Equipment Guide: Fall and Winter
Deals and ways to find equipment:
Breckenridge Nordic Center will put on a nordic gear swap for used equipment. This is usually in November.
Boulder Nordic Sports - as a registered member of SNSC you get team pricing from Boulder Nordic Sports.
Visit our Facebook Gear Group to find used gear for sale.
Clothes and bad weather:
So far SNSC has taken one "bad weather day" over the last 2.5 years (I'm from Sweden where 1/2 the year would be "bad weather days" if we followed the US standard). That bad weather day was this summer and there was thunder and lightning and I was super bummed to have to cancel. The only reason to cancel practice is if we put athletes and coaches in outright danger by being outside. Thunder and lightning right above our heads unfortunately qualified for this.
Being cold, wet, or hot doesn't qualify as outright danger. Be prepared to fulfill the outlined training session no matter weather - and we live in the mountains, weather changes, often and quickly so BE PREPARED.
You need a watch! Athletes often get instructions such as: "warm up for 15 min and then gather back at FNC" or we are going to do a "10 min L3 speed up." Coaches will always have a watches - but they will not be right with you at all times as the group spreads out pretty quickly with our different abilities.

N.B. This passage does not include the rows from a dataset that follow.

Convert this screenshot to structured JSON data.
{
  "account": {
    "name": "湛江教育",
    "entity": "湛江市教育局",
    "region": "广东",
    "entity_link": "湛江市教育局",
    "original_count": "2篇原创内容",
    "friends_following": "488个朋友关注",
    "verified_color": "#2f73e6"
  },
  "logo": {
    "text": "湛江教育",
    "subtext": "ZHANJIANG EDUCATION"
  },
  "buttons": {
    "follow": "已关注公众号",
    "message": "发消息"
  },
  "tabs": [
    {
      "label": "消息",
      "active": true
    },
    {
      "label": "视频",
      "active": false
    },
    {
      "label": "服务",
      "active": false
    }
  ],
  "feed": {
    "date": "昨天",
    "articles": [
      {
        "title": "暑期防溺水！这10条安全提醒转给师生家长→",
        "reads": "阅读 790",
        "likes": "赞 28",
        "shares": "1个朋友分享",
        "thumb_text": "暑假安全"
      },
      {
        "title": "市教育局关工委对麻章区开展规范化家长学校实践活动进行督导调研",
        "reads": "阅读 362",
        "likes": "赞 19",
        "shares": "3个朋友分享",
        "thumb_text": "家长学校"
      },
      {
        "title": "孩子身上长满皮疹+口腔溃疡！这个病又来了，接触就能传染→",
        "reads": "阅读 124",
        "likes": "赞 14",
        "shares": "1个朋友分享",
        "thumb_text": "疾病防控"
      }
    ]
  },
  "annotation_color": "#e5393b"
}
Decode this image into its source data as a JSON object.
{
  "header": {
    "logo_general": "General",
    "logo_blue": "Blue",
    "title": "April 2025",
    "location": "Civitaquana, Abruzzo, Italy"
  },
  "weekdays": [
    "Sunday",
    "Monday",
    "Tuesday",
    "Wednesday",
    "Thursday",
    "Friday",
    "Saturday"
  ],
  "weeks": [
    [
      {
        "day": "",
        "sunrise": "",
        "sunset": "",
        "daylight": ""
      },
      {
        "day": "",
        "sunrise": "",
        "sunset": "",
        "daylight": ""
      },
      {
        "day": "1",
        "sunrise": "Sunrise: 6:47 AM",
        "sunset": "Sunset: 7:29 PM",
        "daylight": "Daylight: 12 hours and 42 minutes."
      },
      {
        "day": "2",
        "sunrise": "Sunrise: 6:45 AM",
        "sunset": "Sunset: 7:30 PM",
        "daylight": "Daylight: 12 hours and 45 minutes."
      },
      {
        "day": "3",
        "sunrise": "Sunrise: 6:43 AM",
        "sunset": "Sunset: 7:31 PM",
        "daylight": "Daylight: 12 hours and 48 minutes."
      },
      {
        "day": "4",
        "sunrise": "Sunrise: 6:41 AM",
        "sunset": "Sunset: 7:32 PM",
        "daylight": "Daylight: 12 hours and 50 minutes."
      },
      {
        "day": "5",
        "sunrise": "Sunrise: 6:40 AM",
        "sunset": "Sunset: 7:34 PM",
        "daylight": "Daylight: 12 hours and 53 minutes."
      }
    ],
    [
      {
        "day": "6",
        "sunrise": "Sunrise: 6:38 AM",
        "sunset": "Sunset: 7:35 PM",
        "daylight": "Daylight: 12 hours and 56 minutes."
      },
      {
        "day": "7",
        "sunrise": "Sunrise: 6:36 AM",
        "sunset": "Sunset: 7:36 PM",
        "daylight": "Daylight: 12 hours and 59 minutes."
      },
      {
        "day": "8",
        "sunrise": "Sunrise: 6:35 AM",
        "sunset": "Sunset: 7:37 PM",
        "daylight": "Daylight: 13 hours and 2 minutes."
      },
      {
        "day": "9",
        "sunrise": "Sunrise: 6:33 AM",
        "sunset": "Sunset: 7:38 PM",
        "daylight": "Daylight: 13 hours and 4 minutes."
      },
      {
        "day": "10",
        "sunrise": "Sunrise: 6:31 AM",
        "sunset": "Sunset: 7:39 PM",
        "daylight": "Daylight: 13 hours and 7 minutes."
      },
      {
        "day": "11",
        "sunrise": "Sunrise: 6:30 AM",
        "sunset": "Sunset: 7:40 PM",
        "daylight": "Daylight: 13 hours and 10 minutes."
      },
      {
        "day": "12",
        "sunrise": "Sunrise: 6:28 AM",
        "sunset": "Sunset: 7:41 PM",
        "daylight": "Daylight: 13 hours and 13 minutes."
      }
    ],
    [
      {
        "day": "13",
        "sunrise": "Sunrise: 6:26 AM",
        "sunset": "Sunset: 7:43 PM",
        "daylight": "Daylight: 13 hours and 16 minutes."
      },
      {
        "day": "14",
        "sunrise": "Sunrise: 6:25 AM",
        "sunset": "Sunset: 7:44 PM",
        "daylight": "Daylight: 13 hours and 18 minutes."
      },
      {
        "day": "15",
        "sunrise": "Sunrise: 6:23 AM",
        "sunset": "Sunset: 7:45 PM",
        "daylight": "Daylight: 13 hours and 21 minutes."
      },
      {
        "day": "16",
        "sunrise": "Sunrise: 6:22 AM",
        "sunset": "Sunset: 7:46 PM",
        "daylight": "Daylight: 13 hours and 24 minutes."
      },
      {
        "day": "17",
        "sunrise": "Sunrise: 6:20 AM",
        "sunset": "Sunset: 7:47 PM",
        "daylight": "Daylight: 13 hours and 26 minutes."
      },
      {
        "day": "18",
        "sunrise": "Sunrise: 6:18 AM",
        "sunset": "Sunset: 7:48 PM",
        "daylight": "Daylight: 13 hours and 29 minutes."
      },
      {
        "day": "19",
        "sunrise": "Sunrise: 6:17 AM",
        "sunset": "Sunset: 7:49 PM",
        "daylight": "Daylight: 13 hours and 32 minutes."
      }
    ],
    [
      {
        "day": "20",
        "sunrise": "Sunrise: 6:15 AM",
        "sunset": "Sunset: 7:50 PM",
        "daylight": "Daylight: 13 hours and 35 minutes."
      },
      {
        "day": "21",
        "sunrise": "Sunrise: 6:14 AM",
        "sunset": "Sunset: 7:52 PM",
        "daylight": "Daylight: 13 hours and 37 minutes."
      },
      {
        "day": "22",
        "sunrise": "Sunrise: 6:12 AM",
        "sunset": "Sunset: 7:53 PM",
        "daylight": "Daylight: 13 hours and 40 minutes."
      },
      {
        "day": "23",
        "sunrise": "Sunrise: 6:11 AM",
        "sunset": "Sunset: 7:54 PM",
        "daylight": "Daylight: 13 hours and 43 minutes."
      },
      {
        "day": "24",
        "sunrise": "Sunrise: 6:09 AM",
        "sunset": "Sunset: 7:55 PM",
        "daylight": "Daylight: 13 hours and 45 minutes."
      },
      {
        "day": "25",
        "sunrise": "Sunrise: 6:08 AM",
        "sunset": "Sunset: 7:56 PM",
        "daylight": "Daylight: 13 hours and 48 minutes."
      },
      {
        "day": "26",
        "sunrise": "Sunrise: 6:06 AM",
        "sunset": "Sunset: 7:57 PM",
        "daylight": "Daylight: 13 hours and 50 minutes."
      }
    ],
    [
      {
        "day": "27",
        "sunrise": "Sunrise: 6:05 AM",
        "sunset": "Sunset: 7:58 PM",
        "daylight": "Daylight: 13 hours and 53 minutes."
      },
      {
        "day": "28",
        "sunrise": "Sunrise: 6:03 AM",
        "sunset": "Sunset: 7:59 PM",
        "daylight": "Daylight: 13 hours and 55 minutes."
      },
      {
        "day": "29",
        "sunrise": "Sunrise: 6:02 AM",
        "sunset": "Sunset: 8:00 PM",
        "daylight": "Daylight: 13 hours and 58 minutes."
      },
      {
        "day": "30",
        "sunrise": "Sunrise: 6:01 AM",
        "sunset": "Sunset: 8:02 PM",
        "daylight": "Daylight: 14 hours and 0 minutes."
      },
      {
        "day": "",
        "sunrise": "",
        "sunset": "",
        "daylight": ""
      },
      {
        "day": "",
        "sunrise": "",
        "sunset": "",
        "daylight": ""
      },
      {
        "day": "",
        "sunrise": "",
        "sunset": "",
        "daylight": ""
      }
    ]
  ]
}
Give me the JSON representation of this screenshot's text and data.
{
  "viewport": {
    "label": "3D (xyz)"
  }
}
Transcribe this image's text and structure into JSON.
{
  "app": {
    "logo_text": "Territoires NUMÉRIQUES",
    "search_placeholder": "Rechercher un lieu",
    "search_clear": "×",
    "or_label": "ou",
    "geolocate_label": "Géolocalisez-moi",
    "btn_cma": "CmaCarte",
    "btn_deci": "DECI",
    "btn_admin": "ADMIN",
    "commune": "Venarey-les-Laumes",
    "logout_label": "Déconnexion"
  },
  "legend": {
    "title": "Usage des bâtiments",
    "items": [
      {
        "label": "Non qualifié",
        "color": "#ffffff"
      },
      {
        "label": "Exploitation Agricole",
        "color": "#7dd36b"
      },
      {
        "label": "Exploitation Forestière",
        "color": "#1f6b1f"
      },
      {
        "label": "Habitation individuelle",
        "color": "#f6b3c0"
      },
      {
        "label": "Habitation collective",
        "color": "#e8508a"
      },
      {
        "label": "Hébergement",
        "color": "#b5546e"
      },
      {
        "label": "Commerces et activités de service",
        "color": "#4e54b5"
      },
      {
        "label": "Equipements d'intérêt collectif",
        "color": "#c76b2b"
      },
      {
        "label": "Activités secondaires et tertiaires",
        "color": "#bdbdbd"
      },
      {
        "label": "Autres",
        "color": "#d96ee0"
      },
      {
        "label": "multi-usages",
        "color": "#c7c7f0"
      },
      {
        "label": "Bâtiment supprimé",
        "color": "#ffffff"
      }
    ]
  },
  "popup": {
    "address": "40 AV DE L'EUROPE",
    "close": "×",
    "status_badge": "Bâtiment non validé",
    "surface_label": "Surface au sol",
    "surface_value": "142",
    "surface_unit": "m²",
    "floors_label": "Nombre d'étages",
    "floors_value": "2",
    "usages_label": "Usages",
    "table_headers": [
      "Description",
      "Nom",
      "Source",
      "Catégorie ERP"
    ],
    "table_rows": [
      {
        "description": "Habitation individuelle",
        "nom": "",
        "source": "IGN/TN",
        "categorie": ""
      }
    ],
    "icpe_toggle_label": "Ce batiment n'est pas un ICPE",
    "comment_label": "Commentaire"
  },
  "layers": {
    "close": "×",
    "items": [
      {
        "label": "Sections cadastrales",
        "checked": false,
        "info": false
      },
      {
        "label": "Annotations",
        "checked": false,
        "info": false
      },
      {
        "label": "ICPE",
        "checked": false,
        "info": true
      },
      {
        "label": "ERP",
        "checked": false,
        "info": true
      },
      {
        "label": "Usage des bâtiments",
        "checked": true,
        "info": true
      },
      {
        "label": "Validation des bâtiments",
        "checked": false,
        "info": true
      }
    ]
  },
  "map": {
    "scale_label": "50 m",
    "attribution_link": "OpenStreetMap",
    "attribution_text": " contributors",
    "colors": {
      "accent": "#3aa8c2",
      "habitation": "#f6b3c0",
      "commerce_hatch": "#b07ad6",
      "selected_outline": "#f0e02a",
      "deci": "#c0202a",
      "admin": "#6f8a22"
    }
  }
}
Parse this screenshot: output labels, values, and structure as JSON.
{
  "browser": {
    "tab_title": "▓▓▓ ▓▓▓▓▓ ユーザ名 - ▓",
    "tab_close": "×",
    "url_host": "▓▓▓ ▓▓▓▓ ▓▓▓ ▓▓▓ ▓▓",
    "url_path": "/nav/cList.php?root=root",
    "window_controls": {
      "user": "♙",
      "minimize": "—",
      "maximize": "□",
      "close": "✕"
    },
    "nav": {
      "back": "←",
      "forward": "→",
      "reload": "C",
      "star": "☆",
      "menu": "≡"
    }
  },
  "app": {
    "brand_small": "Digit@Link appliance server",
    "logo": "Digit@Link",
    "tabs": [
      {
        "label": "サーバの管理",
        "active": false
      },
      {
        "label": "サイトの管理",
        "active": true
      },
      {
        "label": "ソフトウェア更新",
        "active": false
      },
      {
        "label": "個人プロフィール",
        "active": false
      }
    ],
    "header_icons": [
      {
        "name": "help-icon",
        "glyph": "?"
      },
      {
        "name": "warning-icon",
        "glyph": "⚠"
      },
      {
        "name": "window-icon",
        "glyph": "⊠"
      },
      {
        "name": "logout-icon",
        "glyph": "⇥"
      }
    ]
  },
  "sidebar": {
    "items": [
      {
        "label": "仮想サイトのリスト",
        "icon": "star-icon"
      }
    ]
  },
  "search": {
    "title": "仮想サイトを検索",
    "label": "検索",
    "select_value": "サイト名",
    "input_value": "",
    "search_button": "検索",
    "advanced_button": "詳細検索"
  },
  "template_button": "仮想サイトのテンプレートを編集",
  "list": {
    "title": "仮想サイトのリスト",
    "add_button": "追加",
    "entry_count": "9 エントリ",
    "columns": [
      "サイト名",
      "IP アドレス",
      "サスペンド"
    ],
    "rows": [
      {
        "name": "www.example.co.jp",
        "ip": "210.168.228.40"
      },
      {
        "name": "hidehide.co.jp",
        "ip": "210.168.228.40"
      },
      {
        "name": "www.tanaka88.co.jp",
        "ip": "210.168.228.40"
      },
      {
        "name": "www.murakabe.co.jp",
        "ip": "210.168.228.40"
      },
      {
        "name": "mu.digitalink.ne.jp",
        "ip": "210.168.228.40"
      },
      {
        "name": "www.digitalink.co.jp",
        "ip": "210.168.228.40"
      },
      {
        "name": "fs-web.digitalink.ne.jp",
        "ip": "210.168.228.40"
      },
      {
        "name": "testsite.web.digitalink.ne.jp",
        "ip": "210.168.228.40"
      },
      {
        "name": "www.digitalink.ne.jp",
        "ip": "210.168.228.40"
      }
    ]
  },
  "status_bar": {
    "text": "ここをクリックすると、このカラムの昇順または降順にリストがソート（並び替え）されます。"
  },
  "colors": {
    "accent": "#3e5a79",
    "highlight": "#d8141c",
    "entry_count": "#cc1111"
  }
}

Tracking your heart rate is an extremely important tool for your coaches to use in training plan design. Most SNSC athletes use Suunto training watches and coaches track data through Movescount. You can join the SNSC Movescount group here: http://www.movescount.com/groups/group16567-SNSC
Helmet No Helmet - no skiing!!!! As simple as that. Most people use bike helmets.
Poles and ferrules - You can use your winter poles (classic: Height in cm * ~0.84 and skate height in cm * ~0.89) for rollerskiing - but they will need special rollerski ferrules as the asphalt is much harder than snow. Ferrules can be ordered from many places (BNS) and SNSC will also have a couple for replacement (for $20) for those who haven't gotten their own.
Heads up - Ferrules will break - especially when you learn to rollerski (as you hit the tip of your pole with the ski).
A great video on how you prepare your poles for summer is found here:
Prep Race: Don't worry about roller skis just yet!
Devo: Devo only uses classic rollerskis. SNSC has a couple to lend you until you have gotten your own. Most of the SNSC skis use SNS bindings but we also have some for NNN bindings.
Comp: You will need both classic and skate. If you haven't gotten your skis yet, you can borrow SNSC skis, if there are any available after the Devo kids have borrowed. At this point I think all comp athletes have their own.
Boots come in two kinds - SNS and NNN. These are two different binding systems and both are equally valid as race boots.
If we could make one recommendation it would be to rollerski in your old boots and have new ski boots for the winter. Rollerskiing is pretty hard on the boots, as you need a lot of force to break on RS in high speed. This tends to make the boot softer so if you have another pair for racing in the winter that is great - especially for Comp athletes.
If you are buying boots used, you can look at the sole to see what type of boots they are. Here is a picture explaining the different types. You would want NNN or SNS Pilot for winter skiing. SNS profile is also compatible with some of our SNSC rollerskis that we lend out.
An important part of summer training is ski-walking and bounding. For this you need a specific set of poles - shorter than your normal skiing poles. To find the length of your ski walking poles use the following formula. Pole length = Height in cm x 0.7.
It is not important that these are nordic poles -- they can be any old poles you have lying around. There are advantages to having nordic poles because they have the right "ski-grip" but we see and accept all types of poles at practice - so whatever works for you.
In general the skis don't know how tall you are - they only know the pressure you put on them. But as a beginner, it is easier to learn on shorter skis. Secondly - junior skis are not as well camber tested as adult skis, so for young skiers their height is more important while the older and better you are, the more important weight becomes.
A rule of thumb is that classic skis are about 110-120% of your body length while skate are 105-110%. So that covers the length aspect. For weight use the weight charts distributed by the manufacturers:
They key is that you find the right ski for you - and having someone knowledgable helping you with the process is important.
We don't require you to race in an SNSC suit. A race suit is cool, fast and aerodynamic, but we understand that there is a significant cash outflow to just acquire equipment, so a race suit is optional. We encourage our racers to have one - but it is totally ok if you don't.
Race suits are ordered directly from PodiumWear. These orders do NOT go through SNSC even though you can order on a link on our website. You pay directly to PodiumWear and it's shipped directly to you. PodiumWear store will open early fall.